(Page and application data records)
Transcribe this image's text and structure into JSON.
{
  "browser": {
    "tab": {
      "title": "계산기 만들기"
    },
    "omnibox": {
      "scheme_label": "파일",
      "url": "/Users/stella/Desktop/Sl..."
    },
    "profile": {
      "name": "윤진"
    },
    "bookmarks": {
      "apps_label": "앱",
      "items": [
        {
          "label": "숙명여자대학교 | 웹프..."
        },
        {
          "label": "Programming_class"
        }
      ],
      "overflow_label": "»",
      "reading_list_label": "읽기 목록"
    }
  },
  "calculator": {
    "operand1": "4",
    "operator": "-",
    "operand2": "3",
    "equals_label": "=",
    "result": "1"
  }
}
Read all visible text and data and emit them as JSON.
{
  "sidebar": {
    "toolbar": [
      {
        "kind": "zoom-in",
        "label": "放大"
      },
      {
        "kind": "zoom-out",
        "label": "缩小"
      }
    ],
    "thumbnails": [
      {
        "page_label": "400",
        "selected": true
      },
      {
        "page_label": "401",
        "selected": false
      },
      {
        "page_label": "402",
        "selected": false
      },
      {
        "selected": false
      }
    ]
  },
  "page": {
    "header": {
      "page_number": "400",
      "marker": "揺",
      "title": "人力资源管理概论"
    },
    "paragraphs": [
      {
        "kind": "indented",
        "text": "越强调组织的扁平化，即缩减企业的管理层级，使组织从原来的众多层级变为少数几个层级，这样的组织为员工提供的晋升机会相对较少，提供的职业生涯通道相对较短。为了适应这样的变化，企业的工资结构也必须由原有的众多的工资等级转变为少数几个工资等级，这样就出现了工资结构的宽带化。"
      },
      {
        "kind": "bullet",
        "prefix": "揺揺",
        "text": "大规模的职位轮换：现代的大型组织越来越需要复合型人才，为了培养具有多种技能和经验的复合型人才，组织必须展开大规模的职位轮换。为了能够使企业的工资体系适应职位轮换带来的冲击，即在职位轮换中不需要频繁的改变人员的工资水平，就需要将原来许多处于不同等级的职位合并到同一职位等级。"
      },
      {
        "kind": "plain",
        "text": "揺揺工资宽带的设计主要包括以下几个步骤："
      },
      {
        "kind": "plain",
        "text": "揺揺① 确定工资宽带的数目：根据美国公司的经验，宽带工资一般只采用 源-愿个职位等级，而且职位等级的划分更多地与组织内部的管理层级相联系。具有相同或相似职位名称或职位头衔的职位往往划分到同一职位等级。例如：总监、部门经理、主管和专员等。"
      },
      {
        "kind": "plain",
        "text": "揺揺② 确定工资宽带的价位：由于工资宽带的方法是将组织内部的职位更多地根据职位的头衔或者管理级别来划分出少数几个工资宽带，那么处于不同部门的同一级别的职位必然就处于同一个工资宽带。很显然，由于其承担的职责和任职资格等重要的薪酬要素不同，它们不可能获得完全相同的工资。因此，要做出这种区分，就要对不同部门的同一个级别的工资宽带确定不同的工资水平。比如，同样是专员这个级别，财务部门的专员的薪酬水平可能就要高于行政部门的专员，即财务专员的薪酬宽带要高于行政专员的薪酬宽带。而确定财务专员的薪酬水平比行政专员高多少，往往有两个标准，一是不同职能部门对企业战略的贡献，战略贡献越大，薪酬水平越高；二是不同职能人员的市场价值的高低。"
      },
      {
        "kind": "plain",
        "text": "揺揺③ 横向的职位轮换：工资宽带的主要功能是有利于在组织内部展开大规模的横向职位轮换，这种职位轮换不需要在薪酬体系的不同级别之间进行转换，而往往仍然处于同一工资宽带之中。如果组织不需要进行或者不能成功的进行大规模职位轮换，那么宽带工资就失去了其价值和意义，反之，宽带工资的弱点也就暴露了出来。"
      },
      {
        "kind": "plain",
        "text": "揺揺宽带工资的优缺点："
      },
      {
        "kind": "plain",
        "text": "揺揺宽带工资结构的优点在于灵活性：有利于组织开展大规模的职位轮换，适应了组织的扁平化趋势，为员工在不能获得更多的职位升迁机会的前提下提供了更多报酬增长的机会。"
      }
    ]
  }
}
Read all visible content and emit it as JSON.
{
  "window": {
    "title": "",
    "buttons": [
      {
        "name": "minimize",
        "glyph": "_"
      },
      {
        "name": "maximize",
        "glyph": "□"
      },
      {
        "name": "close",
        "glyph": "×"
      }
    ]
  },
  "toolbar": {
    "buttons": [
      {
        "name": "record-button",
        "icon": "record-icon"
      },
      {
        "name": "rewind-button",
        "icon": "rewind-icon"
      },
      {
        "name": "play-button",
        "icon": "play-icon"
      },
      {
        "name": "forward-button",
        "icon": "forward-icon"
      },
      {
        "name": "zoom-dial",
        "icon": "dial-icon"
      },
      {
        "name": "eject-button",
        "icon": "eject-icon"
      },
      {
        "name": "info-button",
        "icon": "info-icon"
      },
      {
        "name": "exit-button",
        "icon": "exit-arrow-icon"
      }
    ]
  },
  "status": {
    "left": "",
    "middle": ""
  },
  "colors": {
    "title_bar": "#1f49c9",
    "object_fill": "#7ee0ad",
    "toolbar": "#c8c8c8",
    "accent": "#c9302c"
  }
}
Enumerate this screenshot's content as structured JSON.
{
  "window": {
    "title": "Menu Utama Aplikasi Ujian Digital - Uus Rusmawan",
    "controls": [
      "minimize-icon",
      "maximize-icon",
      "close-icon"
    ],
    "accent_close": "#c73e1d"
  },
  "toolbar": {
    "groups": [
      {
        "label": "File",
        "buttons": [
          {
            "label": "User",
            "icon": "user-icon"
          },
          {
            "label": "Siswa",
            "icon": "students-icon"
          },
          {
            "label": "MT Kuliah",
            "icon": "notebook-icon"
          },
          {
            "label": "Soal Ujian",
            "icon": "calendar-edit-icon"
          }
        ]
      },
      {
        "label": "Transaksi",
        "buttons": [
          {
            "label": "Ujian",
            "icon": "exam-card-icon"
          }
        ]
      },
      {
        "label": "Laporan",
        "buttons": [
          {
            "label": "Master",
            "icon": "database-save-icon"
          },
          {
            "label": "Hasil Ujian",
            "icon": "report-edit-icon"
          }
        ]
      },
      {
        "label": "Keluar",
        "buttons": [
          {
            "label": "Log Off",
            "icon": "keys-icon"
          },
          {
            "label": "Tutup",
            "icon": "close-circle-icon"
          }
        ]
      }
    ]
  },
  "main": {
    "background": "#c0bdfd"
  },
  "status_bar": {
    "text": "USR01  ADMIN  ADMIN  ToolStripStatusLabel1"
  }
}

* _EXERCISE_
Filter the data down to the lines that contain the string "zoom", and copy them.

* _TASK RESPONSE_
        "kind": "zoom-in",
        "kind": "zoom-out",
        "name": "zoom-dial",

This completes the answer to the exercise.